■ **Excerpted data**:
+++++

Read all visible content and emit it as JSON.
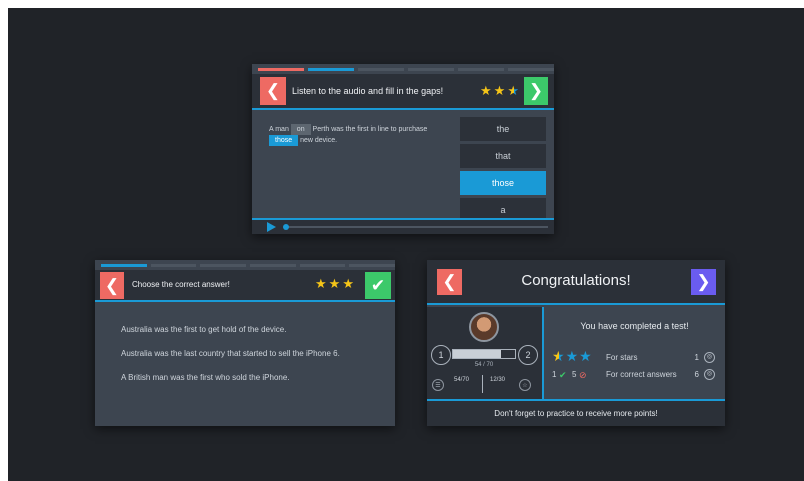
{
  "colors": {
    "background": "#202328",
    "card": "#3d4550",
    "accent": "#1a9ad6",
    "back": "#ee6a63",
    "confirm": "#3cc96a",
    "forward": "#6a5cf0",
    "star": "#f5c518"
  },
  "card1": {
    "title": "Listen to the audio and fill in the gaps!",
    "stars": 2.5,
    "sentence": {
      "part1": "A man ",
      "gap1": "on",
      "part2": " Perth was the first in line to purchase ",
      "gap2": "those",
      "part3": " new device."
    },
    "options": [
      "the",
      "that",
      "those",
      "a"
    ],
    "selected_option": "those",
    "audio_progress": 0
  },
  "card2": {
    "title": "Choose the correct answer!",
    "stars": 3,
    "answers": [
      "Australia was the first to get hold of the device.",
      "Australia was the last country that started to sell the iPhone 6.",
      "A British man was the first who sold the iPhone."
    ]
  },
  "card3": {
    "title": "Congratulations!",
    "subtitle": "You have completed a test!",
    "level_from": "1",
    "level_to": "2",
    "xp_text": "54 / 70",
    "xp_fraction": 0.77,
    "stat_left": "54/70",
    "stat_right": "12/30",
    "stars_label": "For stars",
    "stars_count": "1",
    "correct_label": "For correct answers",
    "correct_count": "6",
    "correct_num": "1",
    "wrong_num": "5",
    "footer": "Don't forget to practice to receive more points!"
  }
}
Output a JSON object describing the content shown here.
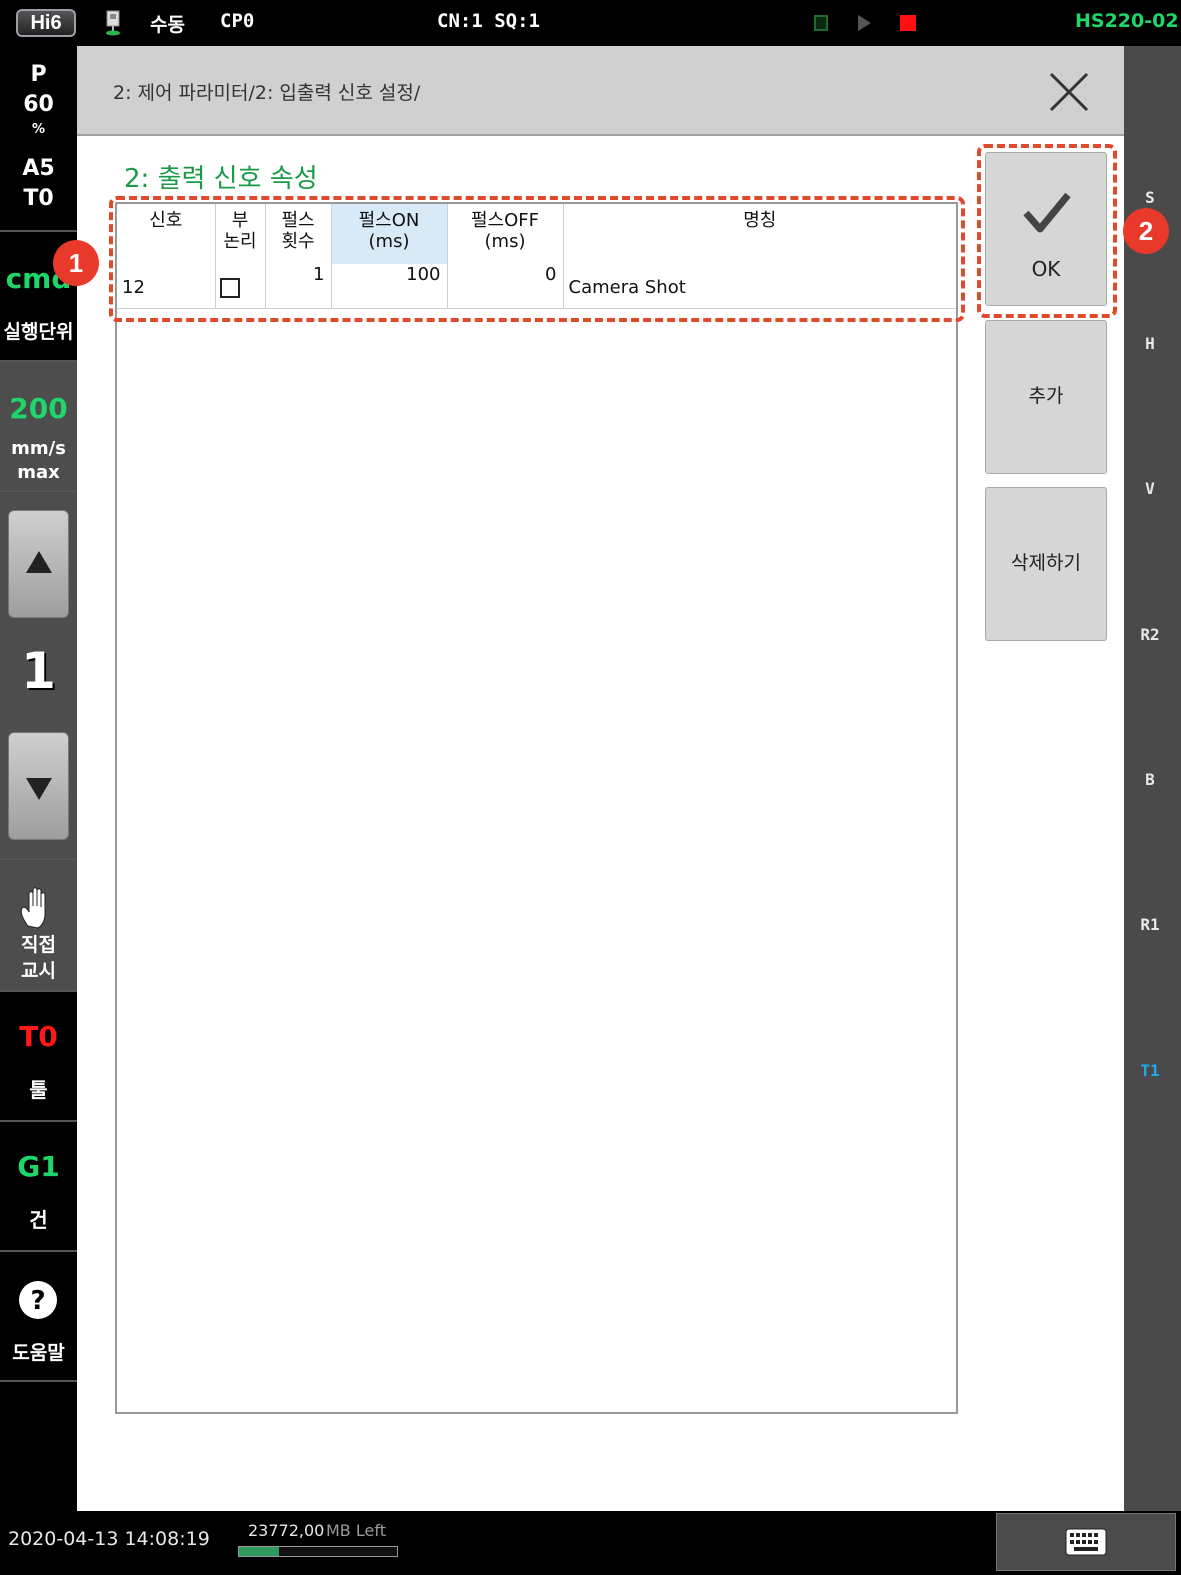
{
  "topbar": {
    "logo": "Hi6",
    "mode": "수동",
    "program": "CP0",
    "cn_sq": "CN:1 SQ:1",
    "model": "HS220-02",
    "icons": [
      "pendant-icon",
      "run-status-icon",
      "play-icon",
      "stop-icon"
    ],
    "colors": {
      "model": "#1fd66b",
      "stop": "#ff1111"
    }
  },
  "leftpanel": {
    "p_label": "P",
    "p_value": "60",
    "p_unit": "%",
    "a_value": "A5",
    "t_value": "T0",
    "cmd_label": "cmd",
    "exec_unit": "실행단위",
    "speed": "200",
    "speed_unit": "mm/s",
    "speed_max": "max",
    "step_value": "1",
    "direct_teach_1": "직접",
    "direct_teach_2": "교시",
    "tool_value": "T0",
    "tool_label": "툴",
    "gun_value": "G1",
    "gun_label": "건",
    "help_label": "도움말"
  },
  "rightstrip": {
    "labels": [
      "S",
      "H",
      "V",
      "R2",
      "B",
      "R1",
      "T1"
    ],
    "active": "T1"
  },
  "main": {
    "breadcrumb": "2: 제어 파라미터/2: 입출력 신호 설정/",
    "section_title": "2: 출력 신호 속성",
    "columns": [
      {
        "line1": "신호",
        "line2": ""
      },
      {
        "line1": "부",
        "line2": "논리"
      },
      {
        "line1": "펄스",
        "line2": "횟수"
      },
      {
        "line1": "펄스ON",
        "line2": "(ms)"
      },
      {
        "line1": "펄스OFF",
        "line2": "(ms)"
      },
      {
        "line1": "명칭",
        "line2": ""
      }
    ],
    "rows": [
      {
        "signal": "12",
        "negative_logic": false,
        "pulse_count": "1",
        "pulse_on": "100",
        "pulse_off": "0",
        "name": "Camera Shot"
      }
    ],
    "buttons": {
      "ok": "OK",
      "add": "추가",
      "delete": "삭제하기"
    },
    "badges": [
      "1",
      "2"
    ],
    "colors": {
      "section_title": "#1a9a47",
      "annotation": "#e04a2c"
    }
  },
  "bottombar": {
    "datetime": "2020-04-13 14:08:19",
    "disk_value": "23772,00",
    "disk_unit": "MB Left",
    "disk_used_fraction": 0.25
  }
}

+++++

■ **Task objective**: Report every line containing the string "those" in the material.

■ **Answer box**:
      "gap2": "those",
      "those",
    "selected_option": "those",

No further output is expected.